Most of what I remember in the 4th grade was all the "stuff" we did like making a "Milk house" out of wood and milk cartons that we used a a reading room; making movies, dioramas, taking German (we had "interest groups" on Wednesday afternoons), a class election where the boys kept voting for the boy candidate and the girls kept voting for the girl candidate, and finally after 20 votes, the boy candidate cast his vote for the girl. Of course, she cast her vote for him, so we had a 22nd ballot. A friend and I were able to vote for the girl, and the teacher let us go to lunch. I lost my teeth in the 4th grade. I heard the Van Morrison's "Tupelo Honey," which is still my all-time favorite song.

But I have realized over the years, that my experience of anything, much less something as grand as a "year" cannot be universalized for all people. Even with the people I shared the experience. Everyone experiences things differently at some level. I guess that's what makes that year so important to me. It's when I learned that we can all connect together, but some we connect on a different level than with others. I mean, I don't even know when the last time I talked to anybody I went to 4th grade with? Probably 1976 when I moved away. It's been over 40 years since I've ever seen or talked with anybody who did that year with me in school. Who knows how the others fared? Certainly not me.

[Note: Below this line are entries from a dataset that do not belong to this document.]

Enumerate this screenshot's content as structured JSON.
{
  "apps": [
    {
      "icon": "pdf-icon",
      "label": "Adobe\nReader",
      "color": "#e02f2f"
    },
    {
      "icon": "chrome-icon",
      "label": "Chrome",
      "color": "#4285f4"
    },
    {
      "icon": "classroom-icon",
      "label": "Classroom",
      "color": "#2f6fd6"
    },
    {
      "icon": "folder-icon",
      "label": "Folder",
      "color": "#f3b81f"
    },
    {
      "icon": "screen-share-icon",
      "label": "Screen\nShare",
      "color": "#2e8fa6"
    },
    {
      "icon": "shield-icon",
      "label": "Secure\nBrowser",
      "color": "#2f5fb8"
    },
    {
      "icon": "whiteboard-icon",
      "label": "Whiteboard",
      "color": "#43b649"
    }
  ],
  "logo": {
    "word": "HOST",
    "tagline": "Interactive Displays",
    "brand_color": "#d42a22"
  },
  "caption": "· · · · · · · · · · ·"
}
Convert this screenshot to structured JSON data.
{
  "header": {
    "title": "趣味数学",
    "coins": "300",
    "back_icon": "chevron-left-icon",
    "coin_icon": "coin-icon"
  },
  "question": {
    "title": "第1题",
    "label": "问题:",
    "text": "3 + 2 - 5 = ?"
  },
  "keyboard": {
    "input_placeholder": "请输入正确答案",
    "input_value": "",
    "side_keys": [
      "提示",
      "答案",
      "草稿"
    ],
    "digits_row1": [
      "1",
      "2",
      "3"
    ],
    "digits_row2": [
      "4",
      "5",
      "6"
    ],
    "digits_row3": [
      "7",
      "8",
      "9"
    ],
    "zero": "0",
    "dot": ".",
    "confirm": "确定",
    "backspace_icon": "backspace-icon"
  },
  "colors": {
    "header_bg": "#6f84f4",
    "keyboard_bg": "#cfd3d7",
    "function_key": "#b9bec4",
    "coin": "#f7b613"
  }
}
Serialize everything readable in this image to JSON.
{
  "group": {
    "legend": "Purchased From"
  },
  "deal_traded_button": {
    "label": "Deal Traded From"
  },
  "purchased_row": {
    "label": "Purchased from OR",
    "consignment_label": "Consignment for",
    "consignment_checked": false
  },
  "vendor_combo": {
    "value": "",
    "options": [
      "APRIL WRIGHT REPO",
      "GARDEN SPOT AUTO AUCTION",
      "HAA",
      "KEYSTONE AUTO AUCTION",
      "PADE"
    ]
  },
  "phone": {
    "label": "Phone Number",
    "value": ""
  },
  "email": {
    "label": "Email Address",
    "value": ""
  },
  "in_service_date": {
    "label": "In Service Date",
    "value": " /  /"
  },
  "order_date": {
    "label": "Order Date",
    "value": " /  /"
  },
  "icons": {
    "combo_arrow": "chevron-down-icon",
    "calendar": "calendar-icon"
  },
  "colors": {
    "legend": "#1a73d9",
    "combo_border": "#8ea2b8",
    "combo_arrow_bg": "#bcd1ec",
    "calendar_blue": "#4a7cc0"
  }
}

I'm not sure how I will remember 2016 and the first part of 2017. I'm in a new place, meeting new people (that is hardly news, it's my job), and still wondering what's God doing? But something seemed to change in this past year...and I can't quite put my finger on it. Maybe it's just age? Maybe there is a "new reality" coming at us? Maybe anger and frustration have finally found a way to revolt? Maybe people are just too tired to care? All I know, is that it's been a long year.

May your tables be full and your conversation be true.